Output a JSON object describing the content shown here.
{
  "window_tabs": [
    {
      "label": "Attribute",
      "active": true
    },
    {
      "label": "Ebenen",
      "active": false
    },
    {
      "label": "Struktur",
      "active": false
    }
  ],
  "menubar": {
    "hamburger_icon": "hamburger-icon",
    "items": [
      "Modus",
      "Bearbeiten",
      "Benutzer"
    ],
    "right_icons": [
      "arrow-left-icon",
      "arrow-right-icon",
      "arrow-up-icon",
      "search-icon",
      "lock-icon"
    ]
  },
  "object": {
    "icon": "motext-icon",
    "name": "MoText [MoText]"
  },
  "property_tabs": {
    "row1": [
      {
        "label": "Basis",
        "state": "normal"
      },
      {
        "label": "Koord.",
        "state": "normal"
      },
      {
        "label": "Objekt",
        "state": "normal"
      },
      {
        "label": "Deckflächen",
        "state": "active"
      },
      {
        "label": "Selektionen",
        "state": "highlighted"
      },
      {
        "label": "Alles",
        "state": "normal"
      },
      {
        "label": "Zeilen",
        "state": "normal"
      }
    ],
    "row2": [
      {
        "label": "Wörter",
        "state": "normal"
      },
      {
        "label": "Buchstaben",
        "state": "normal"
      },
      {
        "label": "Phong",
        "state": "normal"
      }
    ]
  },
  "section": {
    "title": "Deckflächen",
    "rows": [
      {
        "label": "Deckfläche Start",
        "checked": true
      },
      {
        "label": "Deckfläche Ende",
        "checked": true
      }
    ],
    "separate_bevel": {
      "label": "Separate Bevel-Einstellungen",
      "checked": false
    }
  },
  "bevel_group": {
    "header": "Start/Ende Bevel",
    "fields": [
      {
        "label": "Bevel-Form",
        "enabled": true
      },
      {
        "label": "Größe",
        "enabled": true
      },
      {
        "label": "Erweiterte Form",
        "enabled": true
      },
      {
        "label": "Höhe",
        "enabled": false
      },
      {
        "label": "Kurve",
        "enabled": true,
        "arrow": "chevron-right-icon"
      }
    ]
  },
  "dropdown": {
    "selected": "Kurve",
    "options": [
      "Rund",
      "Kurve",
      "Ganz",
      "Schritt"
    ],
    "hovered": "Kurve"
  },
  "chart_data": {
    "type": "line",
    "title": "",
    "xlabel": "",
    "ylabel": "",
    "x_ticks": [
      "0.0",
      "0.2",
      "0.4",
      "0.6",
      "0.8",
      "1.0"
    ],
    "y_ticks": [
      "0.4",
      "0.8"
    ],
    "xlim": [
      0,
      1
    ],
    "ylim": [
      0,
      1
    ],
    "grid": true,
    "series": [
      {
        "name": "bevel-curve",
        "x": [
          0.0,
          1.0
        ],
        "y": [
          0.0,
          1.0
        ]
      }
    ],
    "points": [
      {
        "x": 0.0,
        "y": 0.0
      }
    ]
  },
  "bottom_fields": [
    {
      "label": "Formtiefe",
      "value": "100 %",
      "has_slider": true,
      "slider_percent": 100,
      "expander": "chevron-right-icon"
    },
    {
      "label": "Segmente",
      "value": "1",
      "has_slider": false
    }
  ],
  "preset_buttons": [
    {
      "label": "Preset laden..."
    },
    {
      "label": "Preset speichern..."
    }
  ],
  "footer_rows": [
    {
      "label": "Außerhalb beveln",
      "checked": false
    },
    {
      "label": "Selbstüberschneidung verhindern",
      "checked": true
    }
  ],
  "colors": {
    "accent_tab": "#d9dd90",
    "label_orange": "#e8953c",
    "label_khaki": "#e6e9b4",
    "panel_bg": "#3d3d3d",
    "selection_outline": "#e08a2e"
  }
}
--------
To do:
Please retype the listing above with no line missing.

Response area:
Output a JSON object describing the content shown here.
{
  "window_tabs": [
    {
      "label": "Attribute",
      "active": true
    },
    {
      "label": "Ebenen",
      "active": false
    },
    {
      "label": "Struktur",
      "active": false
    }
  ],
  "menubar": {
    "hamburger_icon": "hamburger-icon",
    "items": [
      "Modus",
      "Bearbeiten",
      "Benutzer"
    ],
    "right_icons": [
      "arrow-left-icon",
      "arrow-right-icon",
      "arrow-up-icon",
      "search-icon",
      "lock-icon"
    ]
  },
  "object": {
    "icon": "motext-icon",
    "name": "MoText [MoText]"
  },
  "property_tabs": {
    "row1": [
      {
        "label": "Basis",
        "state": "normal"
      },
      {
        "label": "Koord.",
        "state": "normal"
      },
      {
        "label": "Objekt",
        "state": "normal"
      },
      {
        "label": "Deckflächen",
        "state": "active"
      },
      {
        "label": "Selektionen",
        "state": "highlighted"
      },
      {
        "label": "Alles",
        "state": "normal"
      },
      {
        "label": "Zeilen",
        "state": "normal"
      }
    ],
    "row2": [
      {
        "label": "Wörter",
        "state": "normal"
      },
      {
        "label": "Buchstaben",
        "state": "normal"
      },
      {
        "label": "Phong",
        "state": "normal"
      }
    ]
  },
  "section": {
    "title": "Deckflächen",
    "rows": [
      {
        "label": "Deckfläche Start",
        "checked": true
      },
      {
        "label": "Deckfläche Ende",
        "checked": true
      }
    ],
    "separate_bevel": {
      "label": "Separate Bevel-Einstellungen",
      "checked": false
    }
  },
  "bevel_group": {
    "header": "Start/Ende Bevel",
    "fields": [
      {
        "label": "Bevel-Form",
        "enabled": true
      },
      {
        "label": "Größe",
        "enabled": true
      },
      {
        "label": "Erweiterte Form",
        "enabled": true
      },
      {
        "label": "Höhe",
        "enabled": false
      },
      {
        "label": "Kurve",
        "enabled": true,
        "arrow": "chevron-right-icon"
      }
    ]
  },
  "dropdown": {
    "selected": "Kurve",
    "options": [
      "Rund",
      "Kurve",
      "Ganz",
      "Schritt"
    ],
    "hovered": "Kurve"
  },
  "chart_data": {
    "type": "line",
    "title": "",
    "xlabel": "",
    "ylabel": "",
    "x_ticks": [
      "0.0",
      "0.2",
      "0.4",
      "0.6",
      "0.8",
      "1.0"
    ],
    "y_ticks": [
      "0.4",
      "0.8"
    ],
    "xlim": [
      0,
      1
    ],
    "ylim": [
      0,
      1
    ],
    "grid": true,
    "series": [
      {
        "name": "bevel-curve",
        "x": [
          0.0,
          1.0
        ],
        "y": [
          0.0,
          1.0
        ]
      }
    ],
    "points": [
      {
        "x": 0.0,
        "y": 0.0
      }
    ]
  },
  "bottom_fields": [
    {
      "label": "Formtiefe",
      "value": "100 %",
      "has_slider": true,
      "slider_percent": 100,
      "expander": "chevron-right-icon"
    },
    {
      "label": "Segmente",
      "value": "1",
      "has_slider": false
    }
  ],
  "preset_buttons": [
    {
      "label": "Preset laden..."
    },
    {
      "label": "Preset speichern..."
    }
  ],
  "footer_rows": [
    {
      "label": "Außerhalb beveln",
      "checked": false
    },
    {
      "label": "Selbstüberschneidung verhindern",
      "checked": true
    }
  ],
  "colors": {
    "accent_tab": "#d9dd90",
    "label_orange": "#e8953c",
    "label_khaki": "#e6e9b4",
    "panel_bg": "#3d3d3d",
    "selection_outline": "#e08a2e"
  }
}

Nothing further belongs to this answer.